Each single room is designed so that two rooms can be merged together to create a double room for two persons (e.g. married couple). Combining two single rooms into a double room or separating a double room into two single rooms can be done easily without great effort. In this way it can be ensured that occupants who survive their partners can remain in familiar surroundings instead of having to move to another residential group.

For the client, and in particular for the occupants who ultimately have to bear the running costs, the extremely low heating costs are not the only reason for deciding in favour of building such an establishment in the Passive House Standard. Rather, the particularly high quality of life here speaks for this decision. Especially for older people, who still take an interest in the life outside and therefore spend most of their time near the window, it is a plus point if draughts no longer occur here (thermal lift).

A constantly good quality of air with extremely low CO2 concentrations also benefits the health of the occupants. A regularly occurring and up till now unresolved problem that we were confronted with – even before our very first draft sketches – was the typical odour of urine commonly encountered in such establishments. This problem could finally be remedied by means of “convenience ventilation“ (continuous controlled ventilation).

Project overview

Architects:
Rongen Architekten
Propsteigasse 2, 41849 Wassenberg, Germany
info@rongen-architekten.de

Client:
Caritasverband e. V. for the Mönchengladbach-Rheydt region
Albertusstrasse 36, 41061 Mönchengladbach, Germany
+49 (0) 2161|810211
Represented by the Director Mr. Otto Nieswand

Project details:
Planning period: 1999-2001
Implementation period: 2001-2003
Net floor area: 4,144m²
Costs: €6,020,000 pre-tax
Completed work phases: 1-9

See also
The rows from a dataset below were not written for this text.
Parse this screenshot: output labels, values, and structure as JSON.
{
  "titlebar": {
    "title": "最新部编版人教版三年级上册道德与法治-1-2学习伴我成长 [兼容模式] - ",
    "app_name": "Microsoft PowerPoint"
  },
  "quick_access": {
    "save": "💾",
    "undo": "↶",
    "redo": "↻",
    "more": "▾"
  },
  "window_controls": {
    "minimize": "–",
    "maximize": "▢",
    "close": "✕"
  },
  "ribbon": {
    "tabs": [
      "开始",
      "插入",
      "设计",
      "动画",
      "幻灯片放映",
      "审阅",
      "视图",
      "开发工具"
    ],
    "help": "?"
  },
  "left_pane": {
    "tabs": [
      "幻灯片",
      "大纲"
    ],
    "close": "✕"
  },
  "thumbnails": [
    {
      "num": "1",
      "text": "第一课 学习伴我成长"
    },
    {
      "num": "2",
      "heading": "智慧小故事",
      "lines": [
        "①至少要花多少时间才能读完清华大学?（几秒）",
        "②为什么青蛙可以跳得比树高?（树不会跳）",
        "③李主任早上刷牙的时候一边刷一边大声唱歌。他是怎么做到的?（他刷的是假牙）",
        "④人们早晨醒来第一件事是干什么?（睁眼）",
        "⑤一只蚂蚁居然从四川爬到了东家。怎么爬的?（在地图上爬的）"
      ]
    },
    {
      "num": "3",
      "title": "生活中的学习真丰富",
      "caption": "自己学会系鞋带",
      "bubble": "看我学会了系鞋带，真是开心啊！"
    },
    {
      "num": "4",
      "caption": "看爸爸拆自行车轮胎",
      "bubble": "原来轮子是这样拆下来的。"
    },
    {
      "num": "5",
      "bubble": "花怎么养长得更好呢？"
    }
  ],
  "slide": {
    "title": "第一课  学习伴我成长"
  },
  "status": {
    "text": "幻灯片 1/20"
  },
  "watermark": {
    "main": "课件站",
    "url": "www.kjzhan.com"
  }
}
examples/residential_buildings/nursing_homes/central_europe/the_first_passive_house_nursing_home_for_the_elderly_moenchengladbach_germany.txt · Last modified: 2014/09/18 18:19 (external edit)